As expected, the image with half the aperture is darker. This is because fewer rays make it through the aperture. As a result of the discrete ray tracing, the image is also much noisier. The image has a larger depth of field however, because the smaller aperture reduces the size of the circles of confusion.
== Autofocus Simulation ==
=== Description of implementation approach and comments ===
I implemented the SML algorithm in Nayar's paper. In the autofocus zone, I picked a random 7x7 square and rendered it using the sampler and the camera. Then, I reduced it to a 5x5 of focus measures as calculated using the discrete modified Laplacian operator. Then, I found took the sum as the focus measure.
My algorithm for finding the focus depth is very simple. Since the measure is very sensitive to noise (in fact, noise makes it seem like it is focused!), a bisection or golden section search would not be effective: the focus measure function may have many local maxima. Instead, I find the focus measure at varying levels of accuracy: every 10.0mm, every 1.0mm and finally every 0.1mm. The first iteration reduces the search to a 20mm region; the second iteration reduces the search to a 2mm region, and the last iteration gives a focus depth of 0.1mm accuracy.

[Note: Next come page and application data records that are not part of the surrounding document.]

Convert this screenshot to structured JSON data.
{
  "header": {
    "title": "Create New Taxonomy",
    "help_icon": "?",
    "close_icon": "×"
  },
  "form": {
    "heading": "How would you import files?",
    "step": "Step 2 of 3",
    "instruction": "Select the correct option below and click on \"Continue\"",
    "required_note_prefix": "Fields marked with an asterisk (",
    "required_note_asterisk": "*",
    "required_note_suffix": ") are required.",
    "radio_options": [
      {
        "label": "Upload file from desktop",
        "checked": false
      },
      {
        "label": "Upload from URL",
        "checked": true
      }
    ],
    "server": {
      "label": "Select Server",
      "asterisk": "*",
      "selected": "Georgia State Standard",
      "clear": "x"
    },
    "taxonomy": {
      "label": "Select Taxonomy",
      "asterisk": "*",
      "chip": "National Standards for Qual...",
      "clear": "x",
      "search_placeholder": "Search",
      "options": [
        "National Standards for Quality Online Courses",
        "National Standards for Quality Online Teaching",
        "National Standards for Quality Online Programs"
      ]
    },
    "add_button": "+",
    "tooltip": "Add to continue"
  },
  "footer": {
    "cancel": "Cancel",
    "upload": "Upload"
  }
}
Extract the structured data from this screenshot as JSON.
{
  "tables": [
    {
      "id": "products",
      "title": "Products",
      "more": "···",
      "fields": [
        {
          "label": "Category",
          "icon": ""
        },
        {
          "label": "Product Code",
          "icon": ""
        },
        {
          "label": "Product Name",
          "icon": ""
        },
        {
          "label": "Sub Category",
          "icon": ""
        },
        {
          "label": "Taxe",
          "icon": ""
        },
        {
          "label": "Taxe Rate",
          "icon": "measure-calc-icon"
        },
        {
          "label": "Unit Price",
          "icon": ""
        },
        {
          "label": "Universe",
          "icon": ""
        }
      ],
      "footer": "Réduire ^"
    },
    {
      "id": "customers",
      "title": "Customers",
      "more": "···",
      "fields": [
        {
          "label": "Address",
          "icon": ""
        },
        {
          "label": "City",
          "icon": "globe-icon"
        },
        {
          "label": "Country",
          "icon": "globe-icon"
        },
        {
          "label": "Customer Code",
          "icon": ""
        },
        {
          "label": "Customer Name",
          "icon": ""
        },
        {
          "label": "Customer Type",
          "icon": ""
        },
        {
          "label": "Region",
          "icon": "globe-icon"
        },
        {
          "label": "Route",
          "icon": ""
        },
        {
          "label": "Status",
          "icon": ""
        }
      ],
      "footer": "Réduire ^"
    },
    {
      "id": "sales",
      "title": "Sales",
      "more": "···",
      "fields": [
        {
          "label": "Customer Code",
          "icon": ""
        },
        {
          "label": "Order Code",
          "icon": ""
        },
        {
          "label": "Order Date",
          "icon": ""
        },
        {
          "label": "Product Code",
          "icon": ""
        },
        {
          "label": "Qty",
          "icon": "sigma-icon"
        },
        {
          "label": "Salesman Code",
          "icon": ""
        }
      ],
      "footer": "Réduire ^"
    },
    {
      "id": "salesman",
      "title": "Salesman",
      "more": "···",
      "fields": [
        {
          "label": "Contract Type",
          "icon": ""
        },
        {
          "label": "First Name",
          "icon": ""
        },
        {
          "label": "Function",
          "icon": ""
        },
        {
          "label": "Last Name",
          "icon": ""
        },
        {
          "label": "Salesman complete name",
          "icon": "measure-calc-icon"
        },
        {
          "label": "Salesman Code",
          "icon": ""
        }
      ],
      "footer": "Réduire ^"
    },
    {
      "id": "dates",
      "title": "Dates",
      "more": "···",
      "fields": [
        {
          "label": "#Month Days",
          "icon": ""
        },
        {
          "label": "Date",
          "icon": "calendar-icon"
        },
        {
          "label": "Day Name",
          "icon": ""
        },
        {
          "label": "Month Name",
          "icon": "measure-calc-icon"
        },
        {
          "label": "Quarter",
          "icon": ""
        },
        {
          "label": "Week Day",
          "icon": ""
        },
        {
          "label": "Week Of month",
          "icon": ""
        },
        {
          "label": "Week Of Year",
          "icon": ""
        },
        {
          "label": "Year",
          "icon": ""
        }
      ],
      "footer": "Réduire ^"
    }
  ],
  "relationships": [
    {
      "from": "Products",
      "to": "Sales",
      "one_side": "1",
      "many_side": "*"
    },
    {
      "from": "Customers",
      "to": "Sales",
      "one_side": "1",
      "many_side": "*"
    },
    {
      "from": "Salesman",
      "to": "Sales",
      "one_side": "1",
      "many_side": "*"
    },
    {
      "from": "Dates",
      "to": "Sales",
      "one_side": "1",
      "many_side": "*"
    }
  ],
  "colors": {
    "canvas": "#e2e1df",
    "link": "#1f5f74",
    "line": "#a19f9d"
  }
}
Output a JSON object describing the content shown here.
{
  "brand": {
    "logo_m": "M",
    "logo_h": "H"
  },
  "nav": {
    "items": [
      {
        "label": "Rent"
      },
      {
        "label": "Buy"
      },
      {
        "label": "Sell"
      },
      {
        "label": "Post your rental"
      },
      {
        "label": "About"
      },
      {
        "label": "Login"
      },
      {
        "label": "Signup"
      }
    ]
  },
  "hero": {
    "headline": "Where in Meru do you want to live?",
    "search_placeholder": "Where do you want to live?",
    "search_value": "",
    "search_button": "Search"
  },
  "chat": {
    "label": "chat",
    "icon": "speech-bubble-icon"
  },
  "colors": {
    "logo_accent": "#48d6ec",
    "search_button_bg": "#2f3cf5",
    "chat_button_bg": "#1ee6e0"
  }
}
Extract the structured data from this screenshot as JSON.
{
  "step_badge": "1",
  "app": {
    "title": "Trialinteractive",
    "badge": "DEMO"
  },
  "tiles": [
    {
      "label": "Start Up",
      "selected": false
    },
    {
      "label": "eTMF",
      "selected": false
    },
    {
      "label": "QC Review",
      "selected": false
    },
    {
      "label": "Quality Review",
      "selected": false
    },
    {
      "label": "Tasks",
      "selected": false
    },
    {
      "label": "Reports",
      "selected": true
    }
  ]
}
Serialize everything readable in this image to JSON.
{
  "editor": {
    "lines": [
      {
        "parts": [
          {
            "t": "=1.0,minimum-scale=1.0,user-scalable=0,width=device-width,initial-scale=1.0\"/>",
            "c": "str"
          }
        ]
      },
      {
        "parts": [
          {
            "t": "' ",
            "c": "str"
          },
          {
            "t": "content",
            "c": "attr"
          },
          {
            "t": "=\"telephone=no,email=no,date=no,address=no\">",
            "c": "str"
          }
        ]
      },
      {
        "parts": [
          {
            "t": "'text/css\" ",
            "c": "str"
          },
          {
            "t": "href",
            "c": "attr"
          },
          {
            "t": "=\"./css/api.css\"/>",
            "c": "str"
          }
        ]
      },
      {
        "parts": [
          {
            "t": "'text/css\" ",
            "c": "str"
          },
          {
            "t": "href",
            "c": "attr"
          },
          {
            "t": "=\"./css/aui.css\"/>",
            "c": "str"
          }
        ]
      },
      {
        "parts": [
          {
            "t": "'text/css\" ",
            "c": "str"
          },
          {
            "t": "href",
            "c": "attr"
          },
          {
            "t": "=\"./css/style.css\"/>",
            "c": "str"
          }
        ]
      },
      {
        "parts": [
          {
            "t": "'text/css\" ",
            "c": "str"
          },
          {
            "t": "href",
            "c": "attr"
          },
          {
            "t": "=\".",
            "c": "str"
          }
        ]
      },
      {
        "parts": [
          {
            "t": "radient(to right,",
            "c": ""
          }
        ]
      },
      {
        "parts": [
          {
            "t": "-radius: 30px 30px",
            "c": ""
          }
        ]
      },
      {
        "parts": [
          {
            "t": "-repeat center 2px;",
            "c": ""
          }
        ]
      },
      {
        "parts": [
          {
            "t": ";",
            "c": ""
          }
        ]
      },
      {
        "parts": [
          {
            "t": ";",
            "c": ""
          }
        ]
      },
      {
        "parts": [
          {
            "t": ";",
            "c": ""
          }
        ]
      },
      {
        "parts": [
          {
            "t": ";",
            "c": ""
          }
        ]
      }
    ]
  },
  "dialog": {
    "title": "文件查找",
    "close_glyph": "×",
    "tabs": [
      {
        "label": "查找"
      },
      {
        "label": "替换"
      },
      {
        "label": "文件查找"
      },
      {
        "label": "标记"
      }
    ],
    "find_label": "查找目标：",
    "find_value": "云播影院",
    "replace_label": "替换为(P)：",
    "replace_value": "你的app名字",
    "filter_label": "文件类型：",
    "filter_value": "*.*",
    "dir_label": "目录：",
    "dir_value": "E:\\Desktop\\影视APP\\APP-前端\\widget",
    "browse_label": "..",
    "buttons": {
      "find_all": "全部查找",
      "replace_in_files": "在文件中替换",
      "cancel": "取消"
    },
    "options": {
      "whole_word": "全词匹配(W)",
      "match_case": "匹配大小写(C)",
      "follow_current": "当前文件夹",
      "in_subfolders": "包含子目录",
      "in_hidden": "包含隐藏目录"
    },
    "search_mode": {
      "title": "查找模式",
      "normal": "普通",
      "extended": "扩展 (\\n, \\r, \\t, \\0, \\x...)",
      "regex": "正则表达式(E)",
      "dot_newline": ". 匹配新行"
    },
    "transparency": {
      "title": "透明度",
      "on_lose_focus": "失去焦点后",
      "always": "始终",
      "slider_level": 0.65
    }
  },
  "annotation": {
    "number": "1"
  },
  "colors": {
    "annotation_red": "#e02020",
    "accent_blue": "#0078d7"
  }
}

As stated above, noise can affect the measure greatly. Initially, one problem I had was that with film distances that were small (<10mm), the noise would be so great that the focus measure would think the depth was in the region. I tried three methods to mitigate this:
* The first was just to set the sampling rate very high (1024 rays per pixel), but this was prohibitively slow. It did however, generate accurate results.
* Then I tried to normalize the focus measure by dividing by a (1/sqrt(dist) + 1). This would bias the focus measure towards further film distances. However, this was still not enough to bring down the focus measure due to noise at close distances. Also, I could not justify whether my scaling factor is proportional to the erronous score generated by noise.
* Finally, I decided to have a variable sampling rate. Distances close to the lens would be sampled at a much higher rate than far distances. To be exact, I would perform (8192 / dist) samples. This value was found through trial and error: at 8mm, it will sample 1024 rays; at 32mm, it will sample 256 rays, etc. Even though at certain intervals, very high number of rays would be generated, it is still faster than the first method.
I made graphs of the focus measures produced by running each scene. There are many more points near the actual depth because of the three-iteration approach taken above.
http://www.stanford.edu/~myilang/cs348b/hw3/af/focus.dgauss_closeup.png
http://www.stanford.edu/~myilang/cs348b/hw3/af/focus.dgauss_bg.png
http://www.stanford.edu/~myilang/cs348b/hw3/af/focus.telephoto.png
=== Final Images Rendered with 512 samples per pixel ===
|| || '''Adjusted film distance''' || '''My Implementation''' || '''Reference''' ||
|| '''Double Gausss 1''' || 62.5 mm || http://www.stanford.edu/~myilang/cs348b/hw3/af/hw3.afdgauss_closeup.jpg || http://graphics.stanford.edu/courses/cs348b-06/homework3/hw3.afdgauss_closeup.png||
|| '''Double Gausss 2''' || 39.2 mm || http://www.stanford.edu/~myilang/cs348b/hw3/af/hw3.afdgauss_bg.jpg ||http://graphics.stanford.edu/courses/cs348b-06/homework3/hw3.afdgauss_bg.png||
|| '''Telephoto''' || 116.5 mm || http://www.stanford.edu/~myilang/cs348b/hw3/af/hw3.aftelephoto.jpg ||http://graphics.stanford.edu/courses/cs348b-06/homework3/hw3.aftelephoto.png||